It was a lot of bed bugs and 12-hour bus rides. No joke, I have been in beds where I can see there are blood stains. It’s super tough. No matter what you do, there is always going to be someone trying to take your job. It’s hard to put on a positive attitude when everyone is working toward the same job. Everything we had here at UCR was better than my first couple seasons of minor-league baseball. Travel, food, equipment was better. All that makes everything worth it if you make it to the big leagues.
On his favorite moment at UCR:
On the field, it was the first year — UC Irvine in the last week. We had a lead in the Big West, and all we had to do was not get swept, not lose three games in a row. We were about to lose the Big West if we lost. At the time, I didn’t know how big it was.

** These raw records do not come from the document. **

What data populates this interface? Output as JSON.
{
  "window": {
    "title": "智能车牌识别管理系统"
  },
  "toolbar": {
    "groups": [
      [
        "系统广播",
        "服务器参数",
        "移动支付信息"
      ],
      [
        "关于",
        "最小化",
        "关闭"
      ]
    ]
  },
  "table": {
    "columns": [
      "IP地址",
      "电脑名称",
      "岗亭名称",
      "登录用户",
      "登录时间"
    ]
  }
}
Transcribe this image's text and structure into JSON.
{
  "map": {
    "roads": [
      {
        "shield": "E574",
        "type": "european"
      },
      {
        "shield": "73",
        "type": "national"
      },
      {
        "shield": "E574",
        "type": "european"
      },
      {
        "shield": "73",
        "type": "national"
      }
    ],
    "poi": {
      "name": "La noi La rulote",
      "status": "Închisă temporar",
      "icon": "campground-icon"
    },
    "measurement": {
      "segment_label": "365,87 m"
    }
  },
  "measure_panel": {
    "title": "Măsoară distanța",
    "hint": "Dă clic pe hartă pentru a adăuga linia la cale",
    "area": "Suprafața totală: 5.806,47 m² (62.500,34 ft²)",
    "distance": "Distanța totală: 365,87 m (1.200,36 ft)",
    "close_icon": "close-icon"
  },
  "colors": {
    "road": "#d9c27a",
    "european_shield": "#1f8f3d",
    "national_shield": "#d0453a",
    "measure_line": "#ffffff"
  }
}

I threw the final pitch to beat Irvine and that was probably my favorite baseball moment.
On being back at UCR:
I love this school. I met my wife here. I don’t get back as much as I would want because life is busy, but I have so many great memories here. I love still being a part of the Inland Empire. Last week, I came back and helped some guys with some pitching stuff, so I like teaching in that manner. Eventually, I want to graduate.

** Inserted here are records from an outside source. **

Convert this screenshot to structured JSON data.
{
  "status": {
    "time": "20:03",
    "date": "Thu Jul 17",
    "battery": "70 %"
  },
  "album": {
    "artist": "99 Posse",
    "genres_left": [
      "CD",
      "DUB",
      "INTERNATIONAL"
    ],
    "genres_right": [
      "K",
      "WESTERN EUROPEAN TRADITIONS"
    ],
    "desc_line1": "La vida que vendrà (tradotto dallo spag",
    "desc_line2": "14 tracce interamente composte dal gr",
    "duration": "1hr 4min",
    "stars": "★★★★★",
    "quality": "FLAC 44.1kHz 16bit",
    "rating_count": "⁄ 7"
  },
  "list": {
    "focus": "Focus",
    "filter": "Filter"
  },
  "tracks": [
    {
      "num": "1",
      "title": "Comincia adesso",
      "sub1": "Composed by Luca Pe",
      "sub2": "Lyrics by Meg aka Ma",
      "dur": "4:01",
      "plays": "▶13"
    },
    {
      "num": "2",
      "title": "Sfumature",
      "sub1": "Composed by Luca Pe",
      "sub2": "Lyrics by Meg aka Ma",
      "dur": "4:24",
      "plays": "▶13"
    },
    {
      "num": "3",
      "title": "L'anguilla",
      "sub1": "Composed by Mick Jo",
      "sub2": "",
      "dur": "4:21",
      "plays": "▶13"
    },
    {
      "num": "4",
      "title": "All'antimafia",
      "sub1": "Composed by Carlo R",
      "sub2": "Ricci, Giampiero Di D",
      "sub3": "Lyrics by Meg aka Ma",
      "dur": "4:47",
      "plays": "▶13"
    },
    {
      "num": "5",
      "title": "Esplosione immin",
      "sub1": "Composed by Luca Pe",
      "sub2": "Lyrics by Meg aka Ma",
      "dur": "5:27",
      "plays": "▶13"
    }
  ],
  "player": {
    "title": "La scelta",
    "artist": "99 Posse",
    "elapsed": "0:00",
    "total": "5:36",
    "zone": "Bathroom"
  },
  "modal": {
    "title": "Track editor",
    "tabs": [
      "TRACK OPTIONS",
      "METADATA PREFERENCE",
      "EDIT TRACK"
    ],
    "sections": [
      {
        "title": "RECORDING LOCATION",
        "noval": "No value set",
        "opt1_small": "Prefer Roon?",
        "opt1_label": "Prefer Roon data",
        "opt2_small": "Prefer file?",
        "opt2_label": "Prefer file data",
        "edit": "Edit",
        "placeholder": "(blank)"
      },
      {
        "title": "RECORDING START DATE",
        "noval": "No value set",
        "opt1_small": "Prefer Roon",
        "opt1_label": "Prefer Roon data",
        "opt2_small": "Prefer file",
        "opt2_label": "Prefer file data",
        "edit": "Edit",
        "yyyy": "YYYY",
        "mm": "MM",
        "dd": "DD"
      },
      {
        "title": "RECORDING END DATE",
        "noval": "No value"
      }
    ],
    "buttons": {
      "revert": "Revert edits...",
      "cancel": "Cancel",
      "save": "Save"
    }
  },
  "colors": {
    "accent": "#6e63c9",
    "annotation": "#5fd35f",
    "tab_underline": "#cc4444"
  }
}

On the pressure of being a relief pitcher:
It’s way easier being a starter because when I come in and I give up the runs they don’t go on my stats — no, I’m joking. I love it because there’s nothing planned. It’s so random, especially in the playoffs. I perform better with less time to think. If I start getting in my head, it’s worse, so getting thrown in with bases loaded without any time to warm up, it’s exactly what I was made for. I guess I had more pressure and anxiety when I had four days of doing nothing and then pitching the fifth day and game planning.

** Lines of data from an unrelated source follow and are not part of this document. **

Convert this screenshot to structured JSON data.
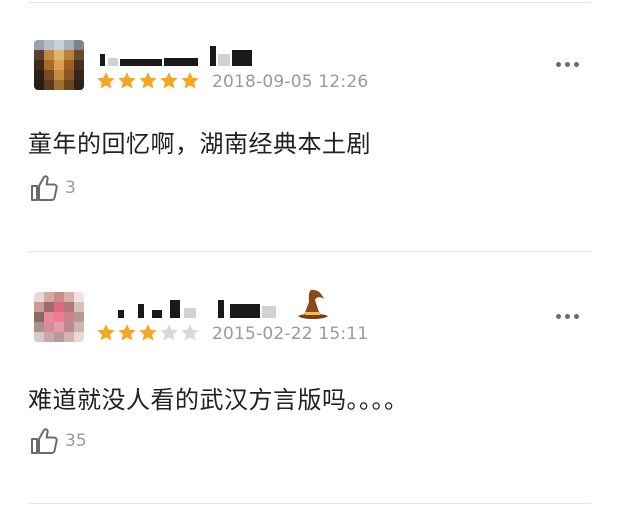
{
  "comments": [
    {
      "rating": 5,
      "max_rating": 5,
      "time": "2018-09-05 12:26",
      "text": "童年的回忆啊，湖南经典本土剧",
      "likes": "3",
      "more_icon": "more-dots-icon",
      "like_icon": "thumbs-up-icon"
    },
    {
      "rating": 3,
      "max_rating": 5,
      "time": "2015-02-22 15:11",
      "text": "难道就没人看的武汉方言版吗。。。。",
      "likes": "35",
      "more_icon": "more-dots-icon",
      "like_icon": "thumbs-up-icon",
      "badge_icon": "wizard-hat-icon"
    }
  ],
  "colors": {
    "star_active": "#f5a623",
    "star_inactive": "#d9d9d9",
    "meta_text": "#9a9a9a",
    "body_text": "#222222",
    "divider": "#e6e6e6",
    "hat": "#8b4a1c"
  }
}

On Boston’s success last season:
We had a talented team obviously, but it goes beyond that. There was accountability. On a professional sports level, it’s hard to make everyone play as hard as you want them to play. It’s hard getting everyone pulling in the same direction when you’re at that level. (Last) year was different. When someone makes a bad play, when guys aren’t pulling in the right direction, it’s easy to be like, so what? We lost. We didn’t need team meetings. We never got to that moment, and I think that was probably the step that we needed and were missing the years before. We wanted it a little bit more than every team, and we didn’t have to be told that. We wanted it for each other.
On playing in the World Series:
The World Series was one of the most peaceful times in my sporting life. It’s weird to say, but it was like playing “Fortnite” with your buddies or basketball at the rec. It had that feeling of passion and fun. I was so close to my teammates, and at the biggest moment, for some reason, it just clicked. We played freely without understanding how big of a stage it was. The series before I felt the pressure. But in the World Series it was like a sandlot game, and you could see it on all our faces. I was just enjoying the moment. I think that was my favorite part.